[Entries provided Boundary: Start]
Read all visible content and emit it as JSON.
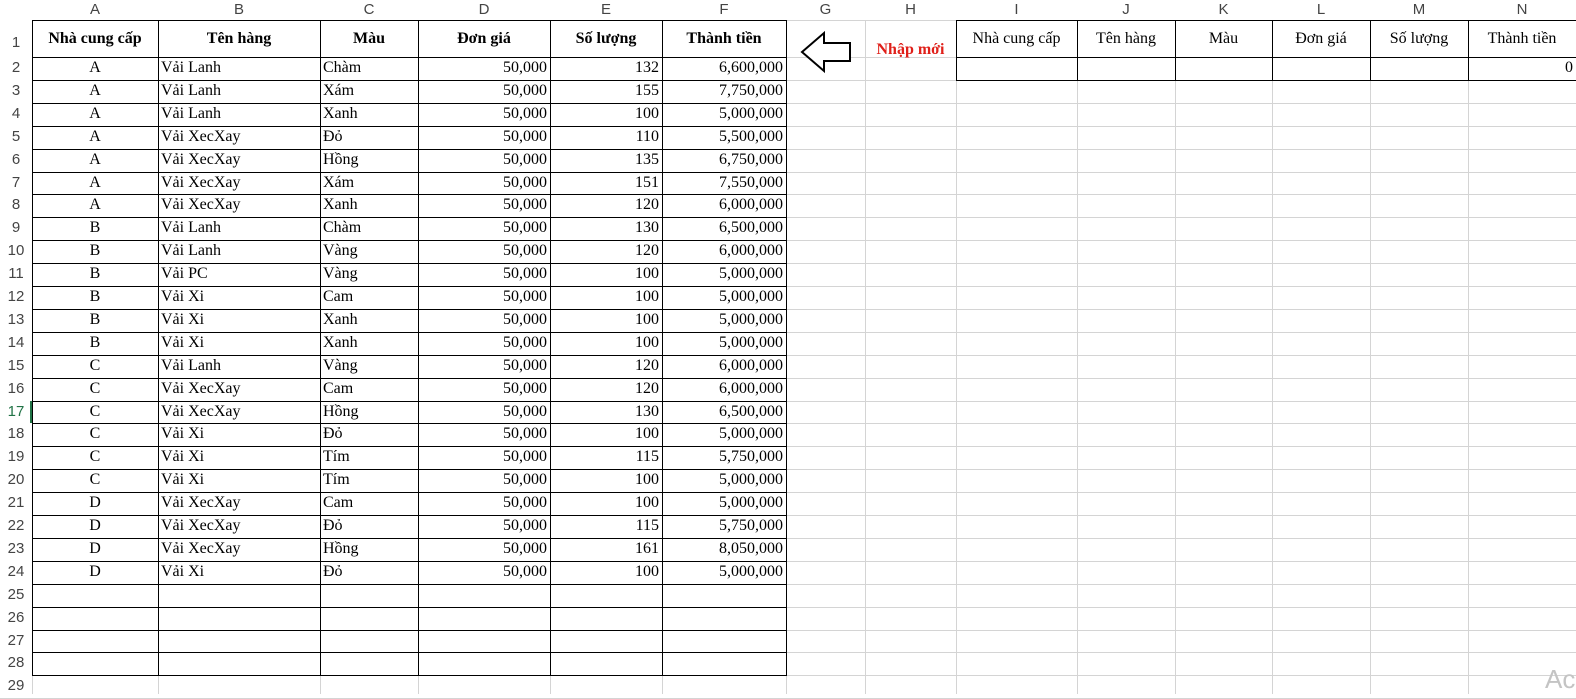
{
  "columns": [
    "A",
    "B",
    "C",
    "D",
    "E",
    "F",
    "G",
    "H",
    "I",
    "J",
    "K",
    "L",
    "M",
    "N"
  ],
  "rows": [
    "1",
    "2",
    "3",
    "4",
    "5",
    "6",
    "7",
    "8",
    "9",
    "10",
    "11",
    "12",
    "13",
    "14",
    "15",
    "16",
    "17",
    "18",
    "19",
    "20",
    "21",
    "22",
    "23",
    "24",
    "25",
    "26",
    "27",
    "28",
    "29"
  ],
  "active_row": "17",
  "table": {
    "headers": [
      "Nhà cung cấp",
      "Tên hàng",
      "Màu",
      "Đơn giá",
      "Số lượng",
      "Thành tiền"
    ],
    "rows": [
      [
        "A",
        "Vải Lanh",
        "Chàm",
        "50,000",
        "132",
        "6,600,000"
      ],
      [
        "A",
        "Vải Lanh",
        "Xám",
        "50,000",
        "155",
        "7,750,000"
      ],
      [
        "A",
        "Vải Lanh",
        "Xanh",
        "50,000",
        "100",
        "5,000,000"
      ],
      [
        "A",
        "Vải XecXay",
        "Đỏ",
        "50,000",
        "110",
        "5,500,000"
      ],
      [
        "A",
        "Vải XecXay",
        "Hồng",
        "50,000",
        "135",
        "6,750,000"
      ],
      [
        "A",
        "Vải XecXay",
        "Xám",
        "50,000",
        "151",
        "7,550,000"
      ],
      [
        "A",
        "Vải XecXay",
        "Xanh",
        "50,000",
        "120",
        "6,000,000"
      ],
      [
        "B",
        "Vải Lanh",
        "Chàm",
        "50,000",
        "130",
        "6,500,000"
      ],
      [
        "B",
        "Vải Lanh",
        "Vàng",
        "50,000",
        "120",
        "6,000,000"
      ],
      [
        "B",
        "Vải PC",
        "Vàng",
        "50,000",
        "100",
        "5,000,000"
      ],
      [
        "B",
        "Vải Xi",
        "Cam",
        "50,000",
        "100",
        "5,000,000"
      ],
      [
        "B",
        "Vải Xi",
        "Xanh",
        "50,000",
        "100",
        "5,000,000"
      ],
      [
        "B",
        "Vải Xi",
        "Xanh",
        "50,000",
        "100",
        "5,000,000"
      ],
      [
        "C",
        "Vải Lanh",
        "Vàng",
        "50,000",
        "120",
        "6,000,000"
      ],
      [
        "C",
        "Vải XecXay",
        "Cam",
        "50,000",
        "120",
        "6,000,000"
      ],
      [
        "C",
        "Vải XecXay",
        "Hồng",
        "50,000",
        "130",
        "6,500,000"
      ],
      [
        "C",
        "Vải Xi",
        "Đỏ",
        "50,000",
        "100",
        "5,000,000"
      ],
      [
        "C",
        "Vải Xi",
        "Tím",
        "50,000",
        "115",
        "5,750,000"
      ],
      [
        "C",
        "Vải Xi",
        "Tím",
        "50,000",
        "100",
        "5,000,000"
      ],
      [
        "D",
        "Vải XecXay",
        "Cam",
        "50,000",
        "100",
        "5,000,000"
      ],
      [
        "D",
        "Vải XecXay",
        "Đỏ",
        "50,000",
        "115",
        "5,750,000"
      ],
      [
        "D",
        "Vải XecXay",
        "Hồng",
        "50,000",
        "161",
        "8,050,000"
      ],
      [
        "D",
        "Vải Xi",
        "Đỏ",
        "50,000",
        "100",
        "5,000,000"
      ]
    ]
  },
  "entry": {
    "button_label": "Nhập mới",
    "headers": [
      "Nhà cung cấp",
      "Tên hàng",
      "Màu",
      "Đơn giá",
      "Số lượng",
      "Thành tiền"
    ],
    "values": [
      "",
      "",
      "",
      "",
      "",
      "0"
    ]
  },
  "watermark": "Ac",
  "icons": {
    "arrow": "left-arrow-icon"
  },
  "colors": {
    "grid": "#d4d4d4",
    "border": "#000000",
    "header_text": "#444444",
    "active_row": "#217346",
    "button_text": "#e0201a"
  }
}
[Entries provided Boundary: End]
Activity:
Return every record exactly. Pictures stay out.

Answer space:
Read all visible content and emit it as JSON.
{
  "columns": [
    "A",
    "B",
    "C",
    "D",
    "E",
    "F",
    "G",
    "H",
    "I",
    "J",
    "K",
    "L",
    "M",
    "N"
  ],
  "rows": [
    "1",
    "2",
    "3",
    "4",
    "5",
    "6",
    "7",
    "8",
    "9",
    "10",
    "11",
    "12",
    "13",
    "14",
    "15",
    "16",
    "17",
    "18",
    "19",
    "20",
    "21",
    "22",
    "23",
    "24",
    "25",
    "26",
    "27",
    "28",
    "29"
  ],
  "active_row": "17",
  "table": {
    "headers": [
      "Nhà cung cấp",
      "Tên hàng",
      "Màu",
      "Đơn giá",
      "Số lượng",
      "Thành tiền"
    ],
    "rows": [
      [
        "A",
        "Vải Lanh",
        "Chàm",
        "50,000",
        "132",
        "6,600,000"
      ],
      [
        "A",
        "Vải Lanh",
        "Xám",
        "50,000",
        "155",
        "7,750,000"
      ],
      [
        "A",
        "Vải Lanh",
        "Xanh",
        "50,000",
        "100",
        "5,000,000"
      ],
      [
        "A",
        "Vải XecXay",
        "Đỏ",
        "50,000",
        "110",
        "5,500,000"
      ],
      [
        "A",
        "Vải XecXay",
        "Hồng",
        "50,000",
        "135",
        "6,750,000"
      ],
      [
        "A",
        "Vải XecXay",
        "Xám",
        "50,000",
        "151",
        "7,550,000"
      ],
      [
        "A",
        "Vải XecXay",
        "Xanh",
        "50,000",
        "120",
        "6,000,000"
      ],
      [
        "B",
        "Vải Lanh",
        "Chàm",
        "50,000",
        "130",
        "6,500,000"
      ],
      [
        "B",
        "Vải Lanh",
        "Vàng",
        "50,000",
        "120",
        "6,000,000"
      ],
      [
        "B",
        "Vải PC",
        "Vàng",
        "50,000",
        "100",
        "5,000,000"
      ],
      [
        "B",
        "Vải Xi",
        "Cam",
        "50,000",
        "100",
        "5,000,000"
      ],
      [
        "B",
        "Vải Xi",
        "Xanh",
        "50,000",
        "100",
        "5,000,000"
      ],
      [
        "B",
        "Vải Xi",
        "Xanh",
        "50,000",
        "100",
        "5,000,000"
      ],
      [
        "C",
        "Vải Lanh",
        "Vàng",
        "50,000",
        "120",
        "6,000,000"
      ],
      [
        "C",
        "Vải XecXay",
        "Cam",
        "50,000",
        "120",
        "6,000,000"
      ],
      [
        "C",
        "Vải XecXay",
        "Hồng",
        "50,000",
        "130",
        "6,500,000"
      ],
      [
        "C",
        "Vải Xi",
        "Đỏ",
        "50,000",
        "100",
        "5,000,000"
      ],
      [
        "C",
        "Vải Xi",
        "Tím",
        "50,000",
        "115",
        "5,750,000"
      ],
      [
        "C",
        "Vải Xi",
        "Tím",
        "50,000",
        "100",
        "5,000,000"
      ],
      [
        "D",
        "Vải XecXay",
        "Cam",
        "50,000",
        "100",
        "5,000,000"
      ],
      [
        "D",
        "Vải XecXay",
        "Đỏ",
        "50,000",
        "115",
        "5,750,000"
      ],
      [
        "D",
        "Vải XecXay",
        "Hồng",
        "50,000",
        "161",
        "8,050,000"
      ],
      [
        "D",
        "Vải Xi",
        "Đỏ",
        "50,000",
        "100",
        "5,000,000"
      ]
    ]
  },
  "entry": {
    "button_label": "Nhập mới",
    "headers": [
      "Nhà cung cấp",
      "Tên hàng",
      "Màu",
      "Đơn giá",
      "Số lượng",
      "Thành tiền"
    ],
    "values": [
      "",
      "",
      "",
      "",
      "",
      "0"
    ]
  },
  "watermark": "Ac",
  "icons": {
    "arrow": "left-arrow-icon"
  },
  "colors": {
    "grid": "#d4d4d4",
    "border": "#000000",
    "header_text": "#444444",
    "active_row": "#217346",
    "button_text": "#e0201a"
  }
}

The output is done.